When at last I looked up again, the doorway was crowded with people – older children, teenagers, young adults, some of the parents of the children. All of them had been ‘my’ children, at least on Saturday morning at story time. From the back of the crowd, Peter Bentley slowly moved forward. I could hardly believe I was seeing him.
’Peter Bentley,’ I exclaimed, ‘what are you doing here? I thought you’d settled in the city after you finished university.’
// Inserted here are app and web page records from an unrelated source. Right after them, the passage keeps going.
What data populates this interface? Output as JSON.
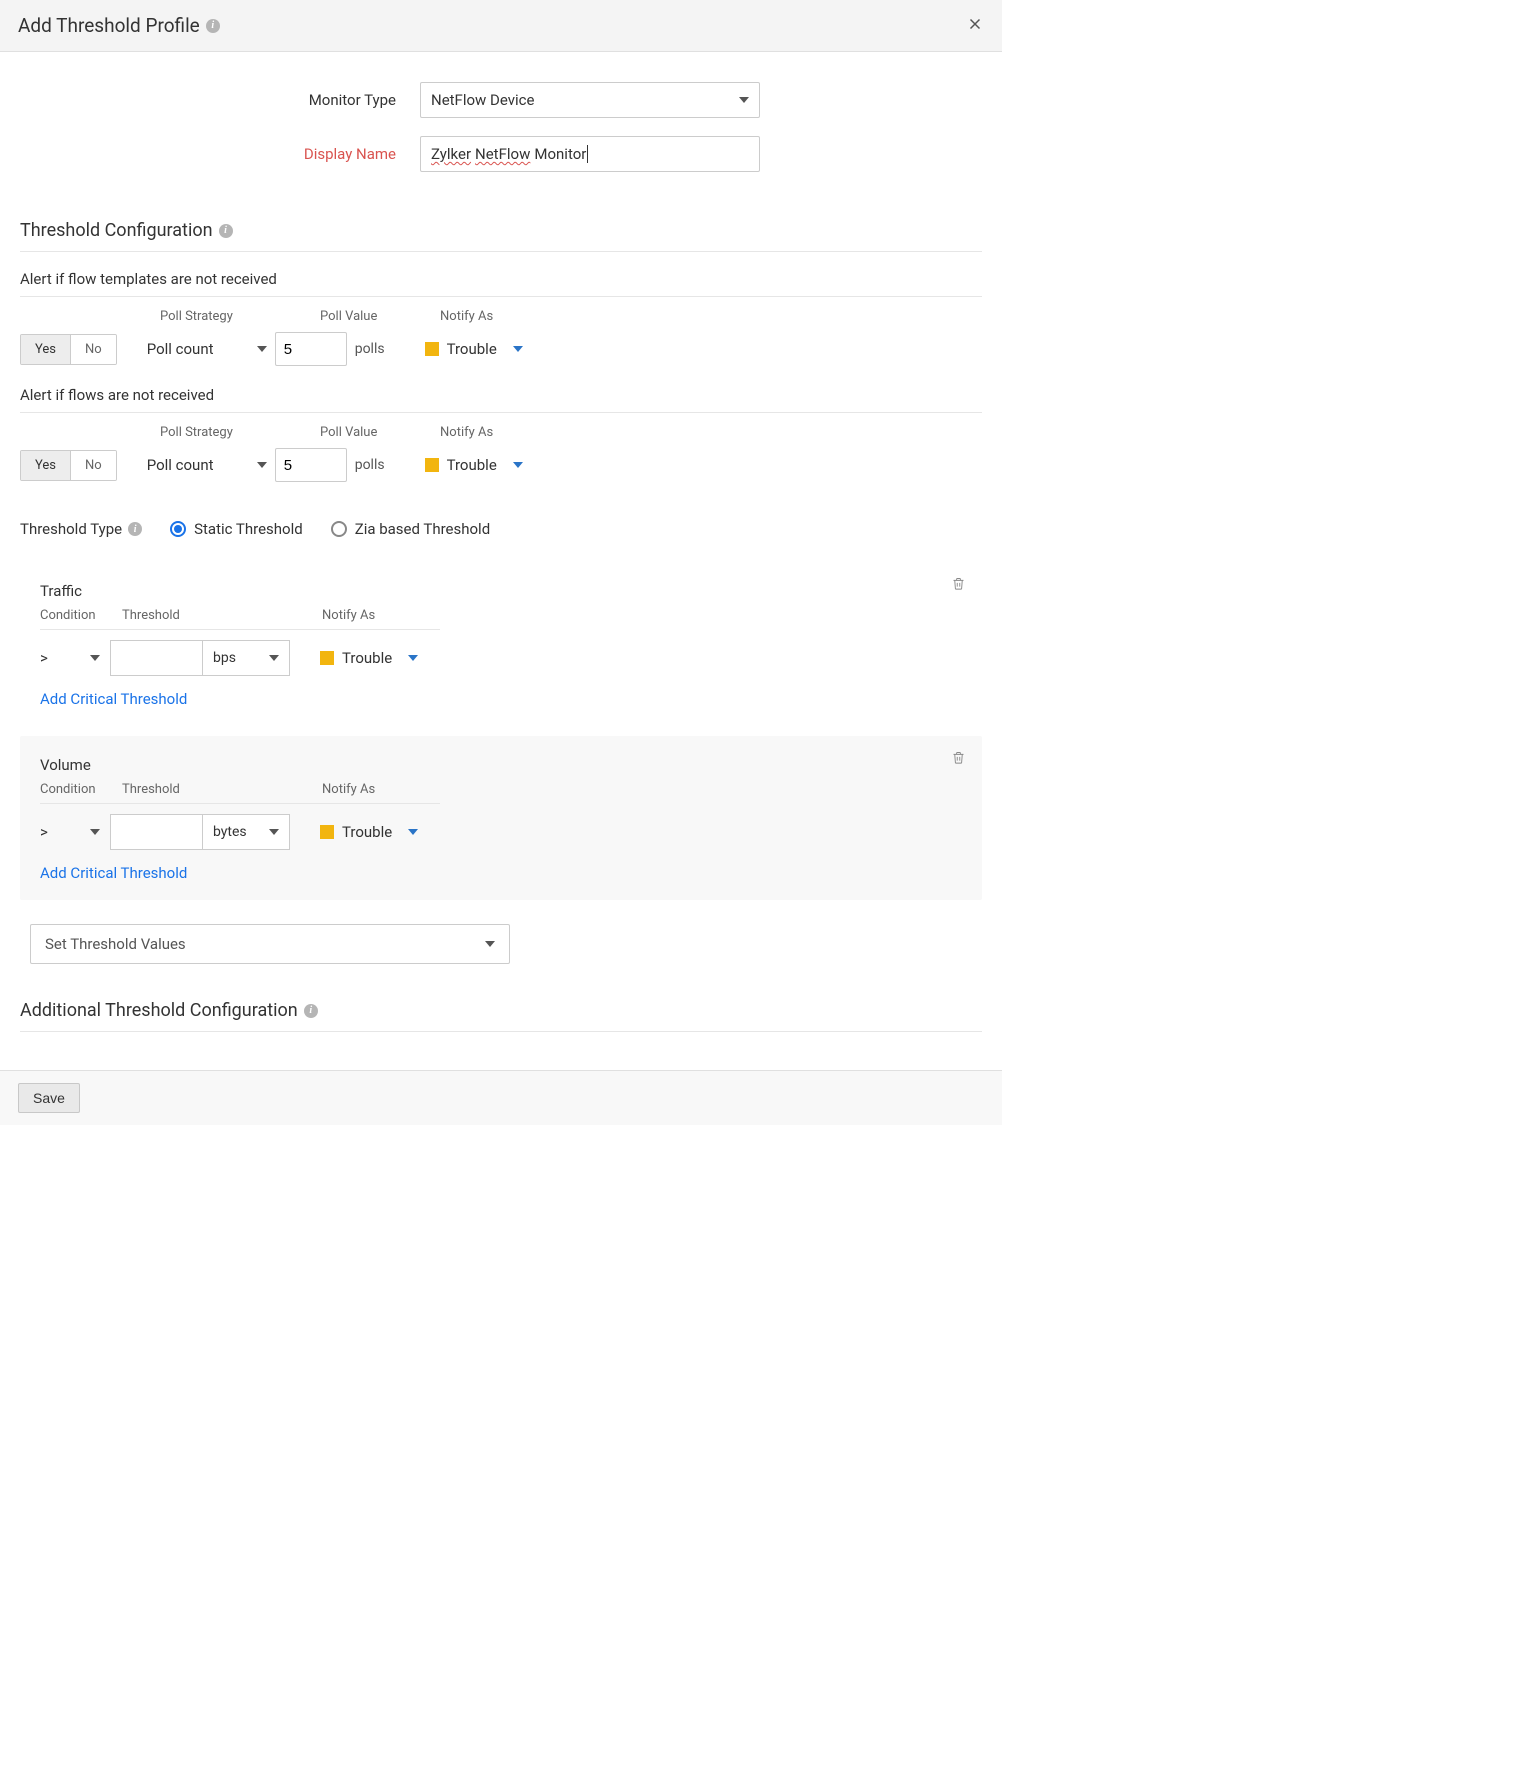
{
  "header": {
    "title": "Add Threshold Profile"
  },
  "form": {
    "monitorTypeLabel": "Monitor Type",
    "monitorTypeValue": "NetFlow Device",
    "displayNameLabel": "Display Name",
    "displayNameValue_word1": "Zylker",
    "displayNameValue_word2": "NetFlow",
    "displayNameValue_word3": "Monitor"
  },
  "sections": {
    "thresholdConfig": "Threshold Configuration",
    "additionalConfig": "Additional Threshold Configuration"
  },
  "flowAlerts": {
    "templateHeading": "Alert if flow templates are not received",
    "flowsHeading": "Alert if flows are not received",
    "cols": {
      "pollStrategy": "Poll Strategy",
      "pollValue": "Poll Value",
      "notifyAs": "Notify As"
    },
    "yes": "Yes",
    "no": "No",
    "pollStrategyValue": "Poll count",
    "pollValueA": "5",
    "pollValueB": "5",
    "pollUnit": "polls",
    "notifyAs": "Trouble"
  },
  "thresholdType": {
    "label": "Threshold Type",
    "static": "Static Threshold",
    "zia": "Zia based Threshold",
    "selected": "static"
  },
  "metrics": {
    "cols": {
      "condition": "Condition",
      "threshold": "Threshold",
      "notifyAs": "Notify As"
    },
    "condValue": ">",
    "addCritical": "Add Critical Threshold",
    "traffic": {
      "title": "Traffic",
      "unit": "bps",
      "value": "",
      "notify": "Trouble"
    },
    "volume": {
      "title": "Volume",
      "unit": "bytes",
      "value": "",
      "notify": "Trouble"
    }
  },
  "setThreshold": "Set Threshold Values",
  "footer": {
    "save": "Save"
  }
}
’You’re right, Miss P, I do live in the city, and there’s not often a chance to come back and visit since my parents retired and moved away. But, when the call came two weeks ago, I just had to be part of the party. You see, Jimmy and the other children told Sarah that you needed a Faberge egg of your own, and she called around to her friends and started a fan-out to everybody they could think of who had listened to your stories, or who had children who had been at your story times. Sarah and the children made their own version of Faberge eggs, and the rest of us went on a search. We hope that you’ll like our little token of appreciation, and enjoy it as much as we enjoyed your stories over the years.’
My eyes teared again, and I looked down at the lovely egg, almost afraid to touch it. ‘You shouldn’t have,’ I managed to blubber out.
’Oh, yes, we should,’ Peter responded. ‘Every one of us learned to love books and to have the world at our feet through the stories you told us as little children, and the perfect reading you always found for us as we grew up – novels to excite our dreams, texts to help us with our school assignments. You’ve always been there for us, and we wanted to show you how much we appreciate your caring and sharing.’
’Well, thank you, thank you all. I will treasure this gift for all of my life, knowing that it was a gift of the heart just like the first eggs made for Czar Alexander.’After a chance to chat with all of my ‘children’ of all ages, gradually the room emptied out, and only Peter was left behind.
‘Peter, I can’t accept such a wonderful gift, you can’t possibly afford the thousands that this must cost…’
’Well, honestly Miss P, a real egg is actually worth up to millions, so you’re right, we couldn’t possibly have afforded it. So I just called up your nephew to find out where his folks found theirs.’’But my sister bought hers in Russia.’
’Not possible, Miss P – they’re just simply not for sale just anywhere. Hers came from the same reproduction house where we got this.’
Little did Peter know what a wonderful gift he’d given me when I finally felt on the same footing as my sister, not that I’d ever let on to her that I knew our eggs were both just simple knock-offs. I felt like going out and buying a bright orange scarf!!